Stored items:
'''

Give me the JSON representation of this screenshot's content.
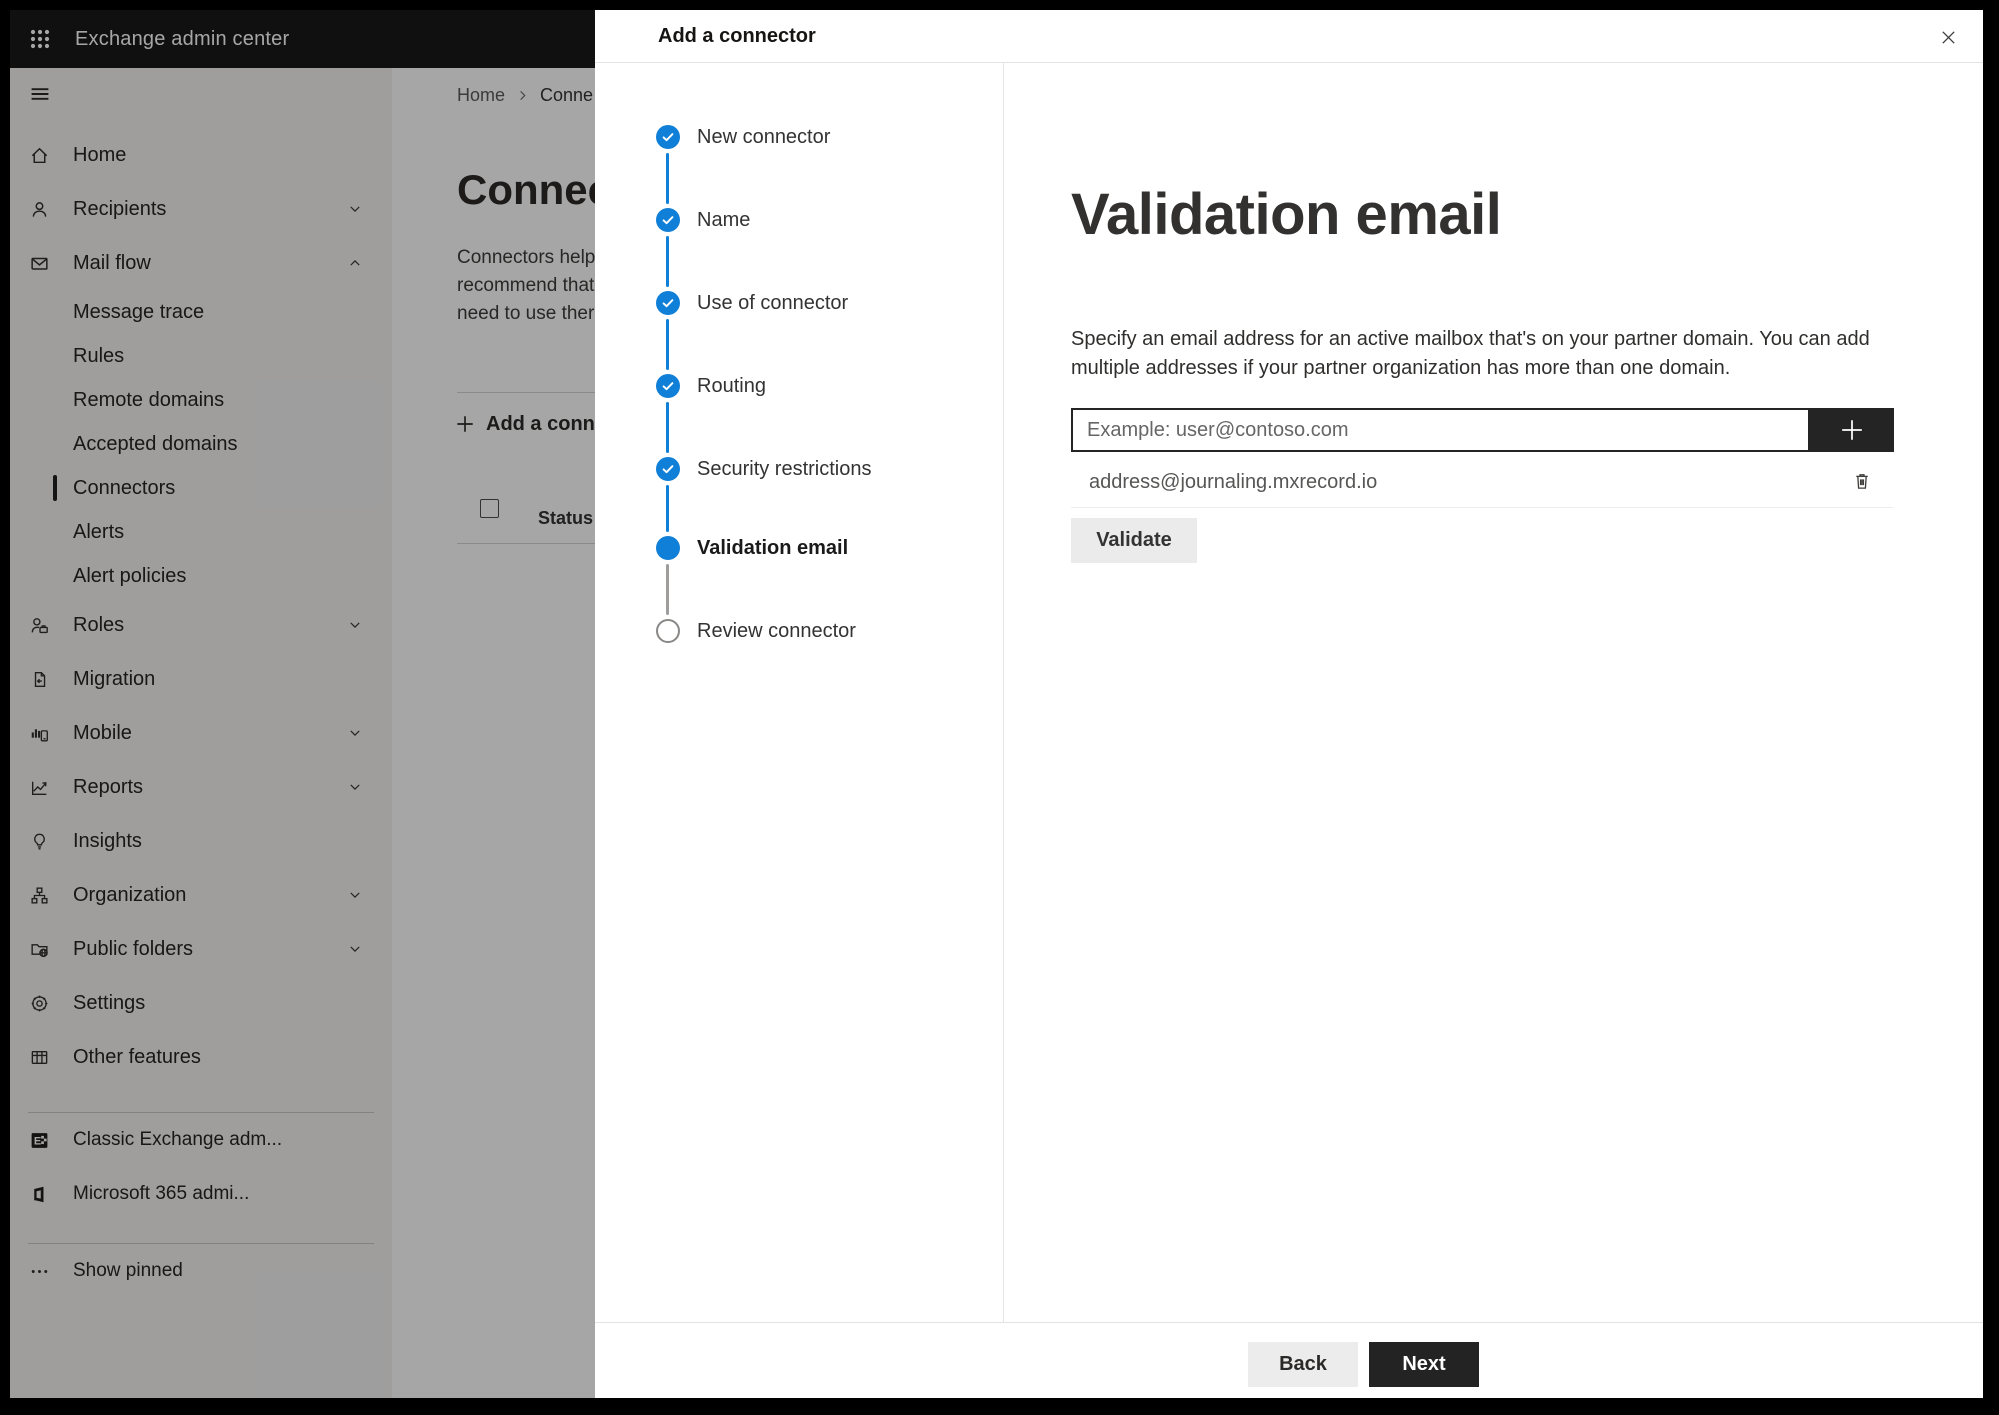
{
  "topbar": {
    "title": "Exchange admin center"
  },
  "sidebar": {
    "items": [
      {
        "label": "Home",
        "icon": "home-icon"
      },
      {
        "label": "Recipients",
        "icon": "person-icon",
        "chevron": "down"
      },
      {
        "label": "Mail flow",
        "icon": "mail-icon",
        "chevron": "up"
      },
      {
        "label": "Message trace",
        "child": true
      },
      {
        "label": "Rules",
        "child": true
      },
      {
        "label": "Remote domains",
        "child": true
      },
      {
        "label": "Accepted domains",
        "child": true
      },
      {
        "label": "Connectors",
        "child": true,
        "selected": true
      },
      {
        "label": "Alerts",
        "child": true
      },
      {
        "label": "Alert policies",
        "child": true
      },
      {
        "label": "Roles",
        "icon": "roles-icon",
        "chevron": "down"
      },
      {
        "label": "Migration",
        "icon": "migration-icon"
      },
      {
        "label": "Mobile",
        "icon": "mobile-chart-icon",
        "chevron": "down"
      },
      {
        "label": "Reports",
        "icon": "line-chart-icon",
        "chevron": "down"
      },
      {
        "label": "Insights",
        "icon": "lightbulb-icon"
      },
      {
        "label": "Organization",
        "icon": "org-chart-icon",
        "chevron": "down"
      },
      {
        "label": "Public folders",
        "icon": "folder-globe-icon",
        "chevron": "down"
      },
      {
        "label": "Settings",
        "icon": "gear-icon"
      },
      {
        "label": "Other features",
        "icon": "grid-icon"
      }
    ],
    "footer_items": [
      {
        "label": "Classic Exchange adm...",
        "icon": "classic-exchange-icon"
      },
      {
        "label": "Microsoft 365 admi...",
        "icon": "microsoft-365-icon"
      }
    ],
    "show_pinned": {
      "label": "Show pinned",
      "icon": "ellipsis-icon"
    }
  },
  "page": {
    "breadcrumb": {
      "home": "Home",
      "current": "Conne"
    },
    "title": "Connec",
    "intro_lines": [
      "Connectors help",
      "recommend that",
      "need to use ther"
    ],
    "add_connector_button": "Add a conn",
    "status_column": "Status"
  },
  "wizard": {
    "title": "Add a connector",
    "steps": [
      {
        "label": "New connector",
        "state": "complete"
      },
      {
        "label": "Name",
        "state": "complete"
      },
      {
        "label": "Use of connector",
        "state": "complete"
      },
      {
        "label": "Routing",
        "state": "complete"
      },
      {
        "label": "Security restrictions",
        "state": "complete"
      },
      {
        "label": "Validation email",
        "state": "current"
      },
      {
        "label": "Review connector",
        "state": "upcoming"
      }
    ]
  },
  "validation": {
    "heading": "Validation email",
    "description_lines": [
      "Specify an email address for an active mailbox that's on your partner domain. You can add",
      "multiple addresses if your partner organization has more than one domain."
    ],
    "email_placeholder": "Example: user@contoso.com",
    "addresses": [
      "address@journaling.mxrecord.io"
    ],
    "validate_button": "Validate"
  },
  "modal_footer": {
    "back_button": "Back",
    "next_button": "Next"
  },
  "colors": {
    "accent_blue": "#0f7fd8",
    "dark_button": "#242424",
    "topbar_bg": "#1b1a19",
    "overlay": "rgba(0,0,0,0.35)"
  }
}
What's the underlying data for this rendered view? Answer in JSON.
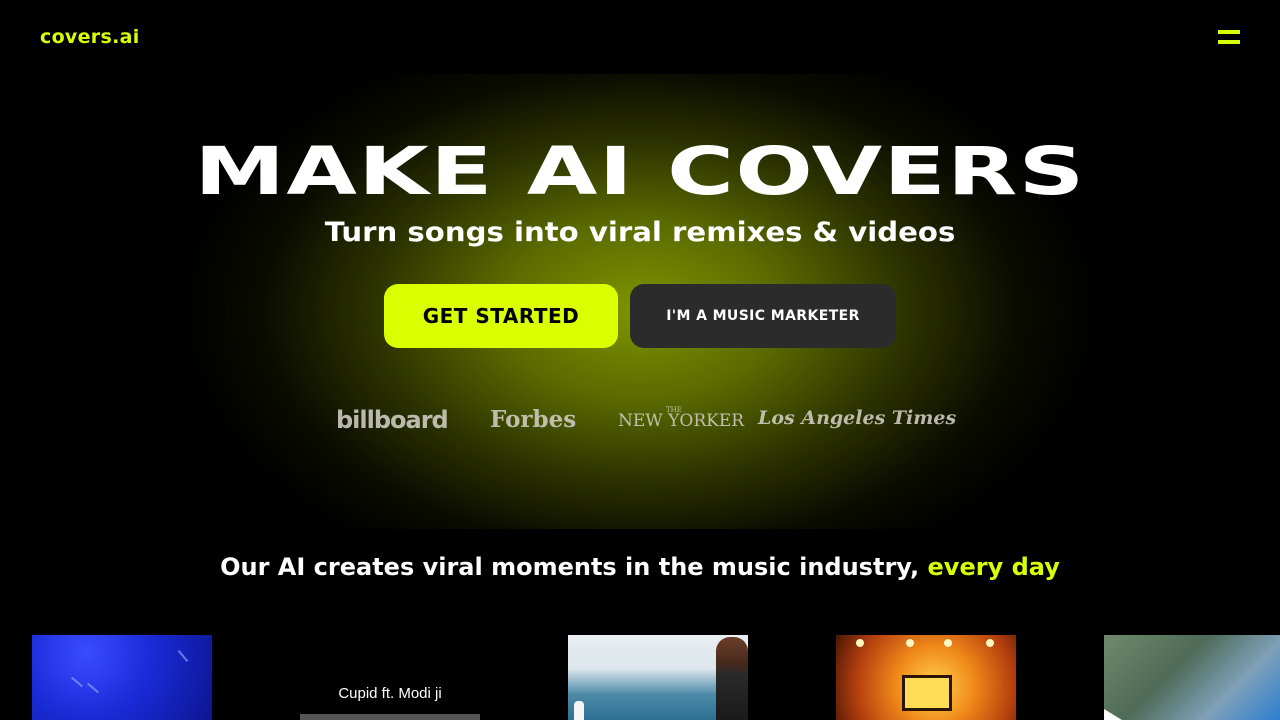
{
  "header": {
    "logo": "covers.ai",
    "menu_icon": "hamburger-menu-icon"
  },
  "hero": {
    "title": "MAKE AI COVERS",
    "subtitle": "Turn songs into viral remixes & videos",
    "primary_button": "GET STARTED",
    "secondary_button": "I'M A MUSIC MARKETER",
    "press": [
      "billboard",
      "Forbes",
      "NEW YORKER",
      "Los Angeles Times"
    ],
    "press_newyorker_prefix": "THE"
  },
  "tagline": {
    "text": "Our AI creates viral moments in the music industry,",
    "highlight": "every day"
  },
  "thumbnails": [
    {
      "caption": ""
    },
    {
      "caption": "Cupid ft. Modi ji"
    },
    {
      "caption": ""
    },
    {
      "caption": ""
    },
    {
      "caption": ""
    }
  ],
  "colors": {
    "accent": "#d9ff00",
    "background": "#000000",
    "secondary_button": "#2b2b2b"
  }
}
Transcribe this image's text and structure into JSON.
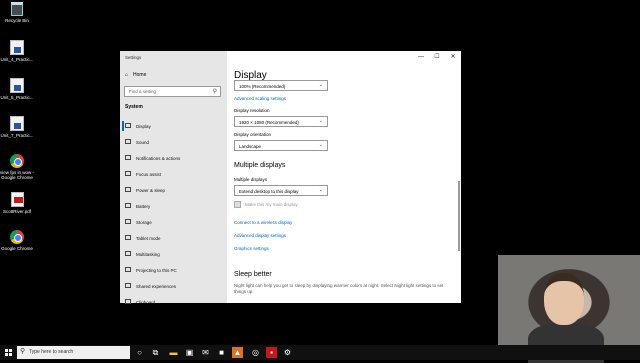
{
  "desktop": {
    "icons": [
      {
        "label": "Recycle Bin",
        "icon": "recycle-bin-icon"
      },
      {
        "label": "Unit_4_Practic...",
        "icon": "document-icon"
      },
      {
        "label": "Unit_5_Practic...",
        "icon": "document-icon"
      },
      {
        "label": "Unit_7_Practic...",
        "icon": "document-icon"
      },
      {
        "label": "view fps in wow - Google Chrome",
        "icon": "chrome-icon"
      },
      {
        "label": "ScottRiver.pdf",
        "icon": "pdf-icon"
      },
      {
        "label": "Google Chrome",
        "icon": "chrome-icon"
      }
    ]
  },
  "window": {
    "title": "Settings",
    "controls": {
      "minimize": "—",
      "maximize": "☐",
      "close": "✕"
    }
  },
  "sidebar": {
    "home": "Home",
    "search_placeholder": "Find a setting",
    "section": "System",
    "items": [
      {
        "label": "Display",
        "active": true
      },
      {
        "label": "Sound"
      },
      {
        "label": "Notifications & actions"
      },
      {
        "label": "Focus assist"
      },
      {
        "label": "Power & sleep"
      },
      {
        "label": "Battery"
      },
      {
        "label": "Storage"
      },
      {
        "label": "Tablet mode"
      },
      {
        "label": "Multitasking"
      },
      {
        "label": "Projecting to this PC"
      },
      {
        "label": "Shared experiences"
      },
      {
        "label": "Clipboard"
      }
    ]
  },
  "main": {
    "heading": "Display",
    "scale_value": "100% (Recommended)",
    "advanced_scaling_link": "Advanced scaling settings",
    "resolution_label": "Display resolution",
    "resolution_value": "1920 × 1080 (Recommended)",
    "orientation_label": "Display orientation",
    "orientation_value": "Landscape",
    "multiple_heading": "Multiple displays",
    "multiple_label": "Multiple displays",
    "multiple_value": "Extend desktop to this display",
    "main_display_checkbox": "Make this my main display",
    "connect_link": "Connect to a wireless display",
    "advanced_display_link": "Advanced display settings",
    "graphics_link": "Graphics settings",
    "sleep_heading": "Sleep better",
    "sleep_text": "Night light can help you get to sleep by displaying warmer colors at night. Select Night light settings to set things up."
  },
  "taskbar": {
    "search_placeholder": "Type here to search"
  }
}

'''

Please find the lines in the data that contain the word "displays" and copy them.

    "multiple_heading": "Multiple displays",
    "multiple_label": "Multiple displays",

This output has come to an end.